▶ [Problem requirements]: Check every line of the data for the word "Number", and copy those that have it.

::: Given records

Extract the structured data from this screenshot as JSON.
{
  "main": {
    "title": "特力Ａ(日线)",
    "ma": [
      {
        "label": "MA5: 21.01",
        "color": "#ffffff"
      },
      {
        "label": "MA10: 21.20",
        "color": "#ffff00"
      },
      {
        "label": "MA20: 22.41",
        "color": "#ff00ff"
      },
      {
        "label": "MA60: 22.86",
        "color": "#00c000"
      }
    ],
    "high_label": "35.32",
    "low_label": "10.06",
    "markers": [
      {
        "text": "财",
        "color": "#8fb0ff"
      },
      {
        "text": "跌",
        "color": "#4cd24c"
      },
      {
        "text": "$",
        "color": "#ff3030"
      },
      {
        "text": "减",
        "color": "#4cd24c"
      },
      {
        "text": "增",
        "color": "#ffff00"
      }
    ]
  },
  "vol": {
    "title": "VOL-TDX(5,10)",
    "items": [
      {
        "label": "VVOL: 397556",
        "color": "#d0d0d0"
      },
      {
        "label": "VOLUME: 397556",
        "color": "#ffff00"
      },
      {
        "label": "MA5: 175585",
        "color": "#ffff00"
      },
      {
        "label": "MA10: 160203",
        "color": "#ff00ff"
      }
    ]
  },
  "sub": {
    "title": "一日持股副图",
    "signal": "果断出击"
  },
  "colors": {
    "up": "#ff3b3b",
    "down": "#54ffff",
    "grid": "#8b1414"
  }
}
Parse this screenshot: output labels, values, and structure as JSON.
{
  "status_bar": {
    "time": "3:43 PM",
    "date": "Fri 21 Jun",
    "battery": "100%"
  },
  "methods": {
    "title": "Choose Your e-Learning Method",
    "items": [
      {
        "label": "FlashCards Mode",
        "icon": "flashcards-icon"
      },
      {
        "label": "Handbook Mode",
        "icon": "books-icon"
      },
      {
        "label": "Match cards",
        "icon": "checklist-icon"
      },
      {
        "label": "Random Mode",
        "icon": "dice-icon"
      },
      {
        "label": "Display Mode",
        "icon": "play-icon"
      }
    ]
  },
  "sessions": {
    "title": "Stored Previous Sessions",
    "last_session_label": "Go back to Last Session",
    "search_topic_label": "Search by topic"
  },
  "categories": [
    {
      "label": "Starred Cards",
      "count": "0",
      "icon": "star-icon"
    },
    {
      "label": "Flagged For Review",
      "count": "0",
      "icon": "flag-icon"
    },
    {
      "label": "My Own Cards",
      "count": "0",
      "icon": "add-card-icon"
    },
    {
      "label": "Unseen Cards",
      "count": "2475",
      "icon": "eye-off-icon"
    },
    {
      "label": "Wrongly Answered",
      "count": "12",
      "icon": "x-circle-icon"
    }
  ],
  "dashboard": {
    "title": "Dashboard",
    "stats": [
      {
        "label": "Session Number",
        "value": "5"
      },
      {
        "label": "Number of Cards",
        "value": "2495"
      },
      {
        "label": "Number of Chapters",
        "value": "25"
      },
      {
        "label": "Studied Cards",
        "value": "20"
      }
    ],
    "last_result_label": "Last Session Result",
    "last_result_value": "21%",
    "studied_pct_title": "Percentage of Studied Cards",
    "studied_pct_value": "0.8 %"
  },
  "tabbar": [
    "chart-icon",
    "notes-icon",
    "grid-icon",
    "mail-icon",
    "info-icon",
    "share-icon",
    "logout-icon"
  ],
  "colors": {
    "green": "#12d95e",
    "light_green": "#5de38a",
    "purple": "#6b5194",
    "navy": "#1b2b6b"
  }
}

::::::

▶ [Response to the exercise]:
        "label": "Session Number",
        "label": "Number of Cards",
        "label": "Number of Chapters",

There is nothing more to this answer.